Earlier this morning I had another exchange with yet another old friend who’s no longer in the sport, but who, at one time, was one of its most flamboyant and controversial promoters.
Bob Bright directed the Chicago Marathon from 1982 to 1989, the time during which enormous interest in the sport was generated when Beatrice Foods sponsorship and Bright’s combative style competed against nemesis/rival/friend Fred Lebow of the New York City Marathon when those two fall giants were scheduled only one week apart. Before getting into the foot racing business New Jersey native Bright had worked as an assistant horse trainer at Aqueduct, Belmont Park and Saratoga. His other sporting passion was dogsled racing as three times he raced the fabled Iditarod Dog Sled Race in Alaska.
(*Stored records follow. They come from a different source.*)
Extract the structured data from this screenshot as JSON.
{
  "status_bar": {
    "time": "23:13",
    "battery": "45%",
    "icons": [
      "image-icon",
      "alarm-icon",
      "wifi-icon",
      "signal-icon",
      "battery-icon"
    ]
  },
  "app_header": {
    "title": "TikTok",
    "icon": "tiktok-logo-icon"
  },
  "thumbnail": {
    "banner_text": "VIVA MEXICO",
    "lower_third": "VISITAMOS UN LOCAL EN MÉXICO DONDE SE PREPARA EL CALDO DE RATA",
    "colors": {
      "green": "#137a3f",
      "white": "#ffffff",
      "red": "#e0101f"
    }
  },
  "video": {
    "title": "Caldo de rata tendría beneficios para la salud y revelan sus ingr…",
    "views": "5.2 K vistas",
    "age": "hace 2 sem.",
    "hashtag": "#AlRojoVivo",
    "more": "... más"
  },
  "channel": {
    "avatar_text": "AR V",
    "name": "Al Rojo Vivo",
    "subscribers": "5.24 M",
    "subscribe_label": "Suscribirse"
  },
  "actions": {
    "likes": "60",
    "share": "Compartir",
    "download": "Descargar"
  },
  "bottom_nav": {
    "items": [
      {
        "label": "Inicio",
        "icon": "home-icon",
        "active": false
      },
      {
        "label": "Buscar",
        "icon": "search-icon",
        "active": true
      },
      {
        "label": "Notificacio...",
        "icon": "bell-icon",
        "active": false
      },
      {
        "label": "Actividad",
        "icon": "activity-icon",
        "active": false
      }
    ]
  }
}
“When I look at all three sports I am interested in,” Bob began while out on a 12-mile mountain bike ride outside his home in Santa Fe, “the problem comes down to management. In all three sports the athletes are performing better than ever, but in all three the public recognition isn’t near what it used to be. And it’s how they are managed that’s the problem.
“We got publicity in the `80s (in marathoning) because we made the money public. Who cares who the runners are? The public wants big payoffs like in golf and tennis. And the big money isn’t to attract the athletes, it’s to attract the media. Athletes are easy to get. Money is used as bait to get the public involved. Right now Phil Michelson is in the news because he made $60 million last year and now wants to move out of California cause he thinks he’s paying too much in taxes. You have to manage and promote these sports to the point where people are interested in the outcome.”
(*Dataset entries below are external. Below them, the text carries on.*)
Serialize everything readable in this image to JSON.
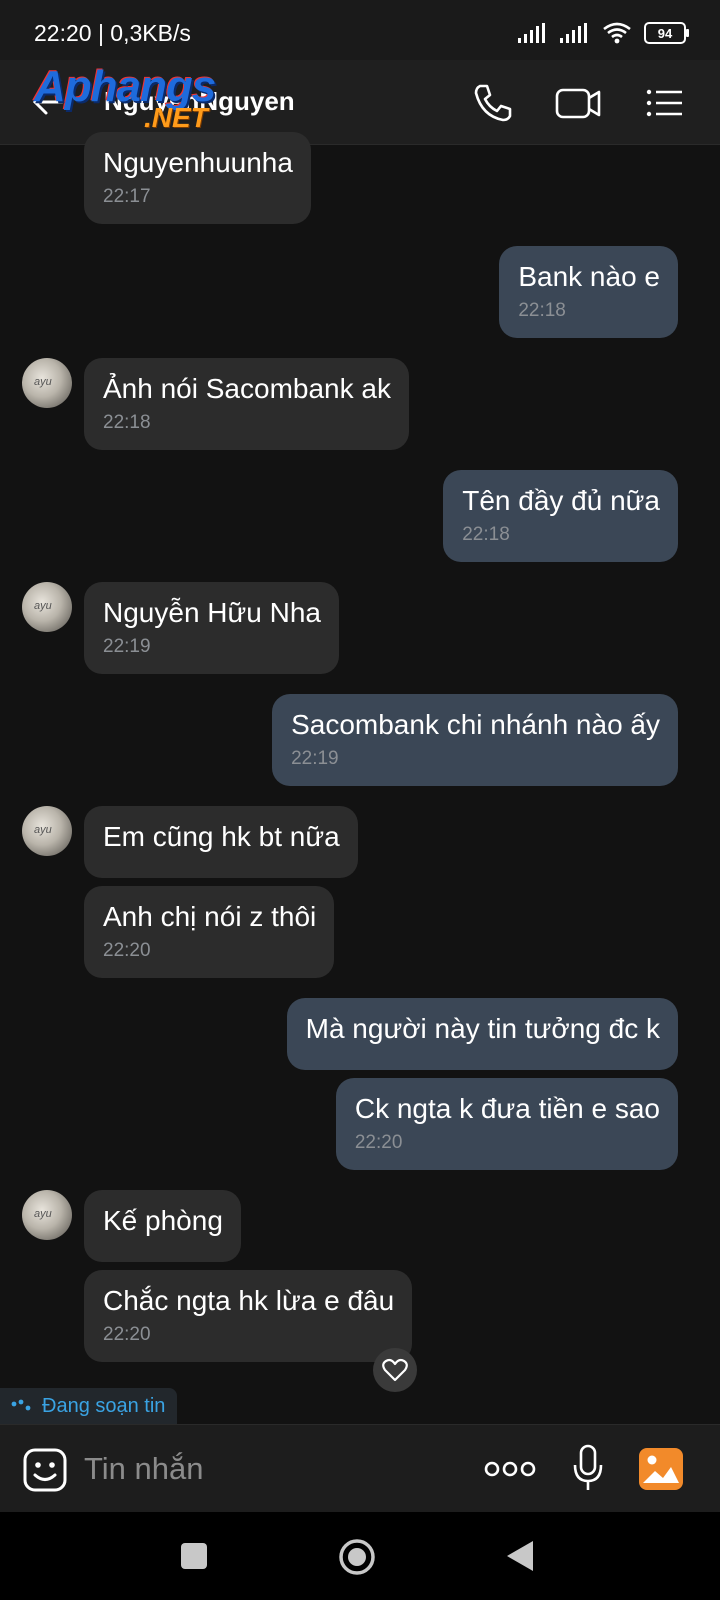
{
  "status": {
    "time_speed": "22:20 | 0,3KB/s",
    "battery": "94"
  },
  "header": {
    "contact_name": "NguyenNguyen",
    "watermark_main": "Aphangs",
    "watermark_sub": ".NET"
  },
  "messages": [
    {
      "dir": "in",
      "text": "Nguyenhuunha",
      "time": "22:17"
    },
    {
      "dir": "out",
      "text": "Bank nào e",
      "time": "22:18"
    },
    {
      "dir": "in",
      "text": "Ảnh nói Sacombank ak",
      "time": "22:18"
    },
    {
      "dir": "out",
      "text": "Tên đầy đủ nữa",
      "time": "22:18"
    },
    {
      "dir": "in",
      "text": "Nguyễn Hữu Nha",
      "time": "22:19"
    },
    {
      "dir": "out",
      "text": "Sacombank chi nhánh nào ấy",
      "time": "22:19"
    },
    {
      "dir": "in",
      "text": "Em cũng hk bt nữa",
      "time": ""
    },
    {
      "dir": "in",
      "text": "Anh chị nói z thôi",
      "time": "22:20"
    },
    {
      "dir": "out",
      "text": "Mà người này tin tưởng đc k",
      "time": ""
    },
    {
      "dir": "out",
      "text": "Ck ngta k đưa tiền e sao",
      "time": "22:20"
    },
    {
      "dir": "in",
      "text": "Kế phòng",
      "time": ""
    },
    {
      "dir": "in",
      "text": "Chắc ngta hk lừa e đâu",
      "time": "22:20"
    }
  ],
  "typing_indicator": "Đang soạn tin",
  "composer": {
    "placeholder": "Tin nhắn"
  },
  "icons": {
    "back": "back-arrow-icon",
    "call": "phone-icon",
    "video": "video-call-icon",
    "menu": "list-menu-icon",
    "emoji": "emoji-icon",
    "more": "more-icon",
    "mic": "microphone-icon",
    "gallery": "gallery-icon",
    "heart": "heart-icon"
  },
  "colors": {
    "incoming_bubble": "#2c2c2c",
    "outgoing_bubble": "#3b4756",
    "accent": "#3aa3e3",
    "gallery": "#f28a2a"
  }
}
According to Bright running could learn a thing or two from Dancing with the Stars.
“I’d do one of two things. First, I’d sign Suzy Favor Hamilton. If she came out and said, ‘I’m going to train for a marathon as part of my recovery process, the audience would be tremendous. Overcoming obstacles is a major part of what sport is about. If you’re looking for pizzazz, there it is. Fact is, you need shock and awe now to get the public’s attention, since running has been off the radar for so long.
“Another way would be to take the millions of dollars that are already being spent at the big city marathons, but which are currently outside public view in appearance fees, and put that money on the line, winner take all in a handicap race. In the old days we used to have handicap road races in New Jersey.”
We had them in Boston, too.
“So put on Million Dollar Handicap where anyone can win. You take, say, sub-2:15 guys and sub-2:35 women – find the number you want in the field and work backwards from there. Verify those times, then line them up in Las Vegas with the slow people going out first. If everyone thinks they had a chance to win, it would be a big-ass deal. Promote it a year out and hire Suzy Favor Hamilton as your first runner out. Shock the system. You’d probably be able to get a casino guy to put up the money.”
Not sure how deep Bob’s tongue was embedded in his cheek – it often was back in the day – but his point was made, shock and awe. Do something! I also spoke recently to another current-day promoter who shared Bright’s sense that this sport is lacking a spark, but who asked to remain anonymous.
“Marathoning needs a salesman. When I watch terrible Bowl Games played in front of almost empty stadiums being sponsored on TV, I realize more than ever marathoning needs a savior who can explain to the world the sacrifices that are made to excel, where a human being sacrifices so much and relies almost totally on themselves to be successful. Maybe someone will come along who will do something, anything to drive professional running into the consciences of the media and corporate America.”
“The fact that they can’t market this sport is ridiculous,” concluded Bright.
Somebody call Suzy.